I'm a recovering 11B as well. You can get a budget kit going and still find yourself easily under a 15lb base weight. I'd invest in a decent ruck like a ULA equipment Ohm or Circuit but save money everywhere else. A good old USGI patrol bag is rated to 30* and you can buy them off Amazon for $30. Buy a Zlite and a $50 silnylon tarp and you are still under 8 lbs and under $325. You'll still need to acquire a few other items before you're done.
You can find fleeces, shells, etc in good condition at a thrift store. There are several options for cook kits which are well under $20 and lightweight.
Weight goals are often arbitrary but if you set 15lbs as an absolute ceiling for base weight (not including consumables) then it will force you to forgo mostly unecessary gear like hatchets, saws, etc. They sound like a great idea until you find yourself lugging a 50lber up a mountain. This may sound like small potatoes from what you carried in the Army but remember, this is supposed to be fun.

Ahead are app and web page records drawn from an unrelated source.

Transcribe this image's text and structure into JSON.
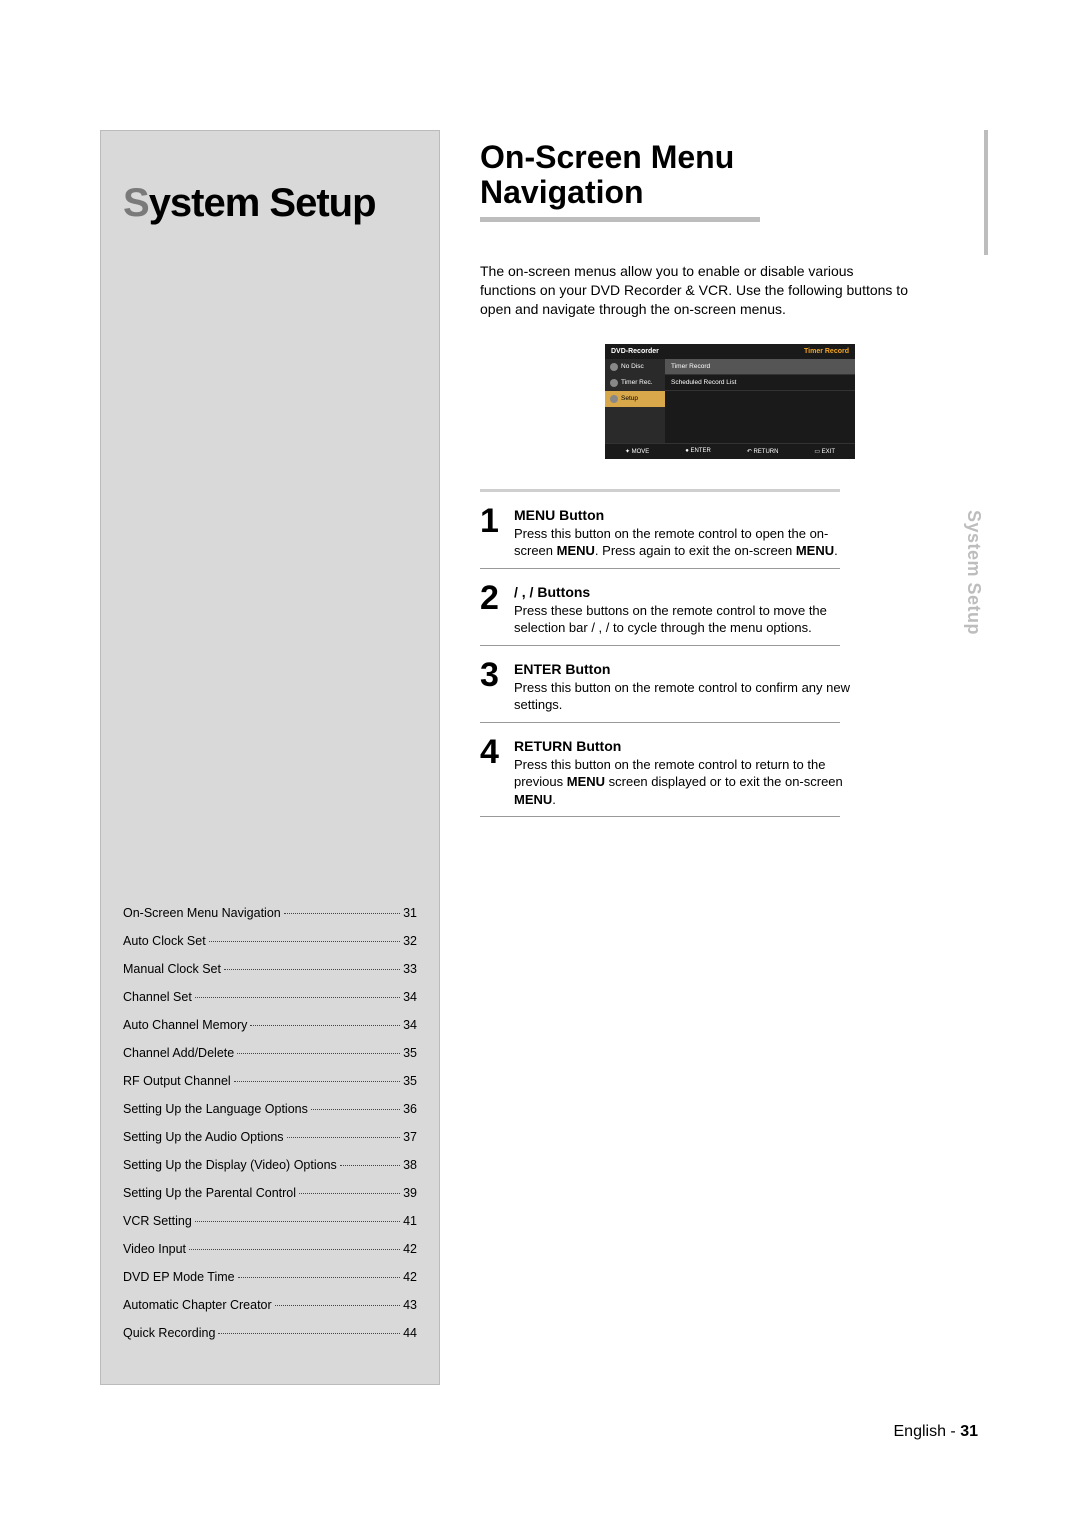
{
  "leftTitle": {
    "accent": "S",
    "rest": "ystem Setup"
  },
  "toc": [
    {
      "label": "On-Screen Menu Navigation",
      "page": "31"
    },
    {
      "label": "Auto Clock Set",
      "page": "32"
    },
    {
      "label": "Manual Clock Set",
      "page": "33"
    },
    {
      "label": "Channel Set",
      "page": "34"
    },
    {
      "label": "Auto Channel Memory",
      "page": "34"
    },
    {
      "label": "Channel Add/Delete",
      "page": "35"
    },
    {
      "label": "RF Output Channel",
      "page": "35"
    },
    {
      "label": "Setting Up the Language Options",
      "page": "36"
    },
    {
      "label": "Setting Up the Audio Options",
      "page": "37"
    },
    {
      "label": "Setting Up the Display (Video) Options",
      "page": "38"
    },
    {
      "label": "Setting Up the Parental Control",
      "page": "39"
    },
    {
      "label": "VCR Setting",
      "page": "41"
    },
    {
      "label": "Video Input",
      "page": "42"
    },
    {
      "label": "DVD EP Mode Time",
      "page": "42"
    },
    {
      "label": "Automatic Chapter Creator",
      "page": "43"
    },
    {
      "label": "Quick Recording",
      "page": "44"
    }
  ],
  "rightHeading": {
    "line1": "On-Screen Menu",
    "line2": "Navigation"
  },
  "intro": "The on-screen menus allow you to enable or disable various functions on your DVD Recorder & VCR. Use the following buttons to open and navigate through the on-screen menus.",
  "osd": {
    "headerLeft": "DVD-Recorder",
    "headerRight": "Timer Record",
    "side": [
      {
        "label": "No Disc"
      },
      {
        "label": "Timer Rec."
      },
      {
        "label": "Setup"
      }
    ],
    "main": [
      {
        "label": "Timer Record"
      },
      {
        "label": "Scheduled Record List"
      }
    ],
    "footer": {
      "move": "MOVE",
      "enter": "ENTER",
      "ret": "RETURN",
      "exit": "EXIT"
    }
  },
  "steps": [
    {
      "num": "1",
      "title": "MENU Button",
      "body_pre": "Press this button on the remote control to open the on-screen ",
      "body_bold1": "MENU",
      "body_mid": ". Press again to exit the on-screen ",
      "body_bold2": "MENU",
      "body_post": "."
    },
    {
      "num": "2",
      "title": "   /   ,   /   Buttons",
      "body_pre": "Press these buttons on the remote control to move the selection bar   /   ,   /    to cycle through the menu options.",
      "body_bold1": "",
      "body_mid": "",
      "body_bold2": "",
      "body_post": ""
    },
    {
      "num": "3",
      "title": "ENTER Button",
      "body_pre": "Press this button on the remote control to confirm any new settings.",
      "body_bold1": "",
      "body_mid": "",
      "body_bold2": "",
      "body_post": ""
    },
    {
      "num": "4",
      "title": "RETURN Button",
      "body_pre": "Press this button on the remote control to return to the previous ",
      "body_bold1": "MENU",
      "body_mid": " screen displayed or to exit the on-screen ",
      "body_bold2": "MENU",
      "body_post": "."
    }
  ],
  "sideTab": "System Setup",
  "footer": {
    "lang": "English - ",
    "page": "31"
  }
}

Once you've assembled a basic kit, upload it to this forum and have the members QC it for you. The "you never knows" will add weight quickly to your pack. Members will talk you through your water purification/resupply strategy, etc.
Set up your gear in your backyard and try it out a night or two. Find a 30 mile hike to properly break in your kit to see what works and doesn't work for you; find a hiking buddy the first few times out. Once you have your entry kit dialed in, you can refine it as you go. No point buying a $500 sleeping bag if you find that this isn't your cup of tea.
Not to be melodramatic but I find my ghosts and my angels waiting for me on the trail. I find vets to be a minority on the trail and that isn't always a bad thing. I get to meet awesome people from all walks of life (physicians, professional golfers, hippies, retirees, etc) and I find that to be an enriching experience for me. I spend most days dreaming about the day when I can lay my retirement paperwork down and start my through hike of the PCT. Until then, section hiking and watching hiking vids on Youtube will have to suffice.
PM me if you ever need anything. I still have a few duffle bags of TA-50 and can offer suggestions of what has worked and hasn't worked for me transitioning from Army to civilian camping.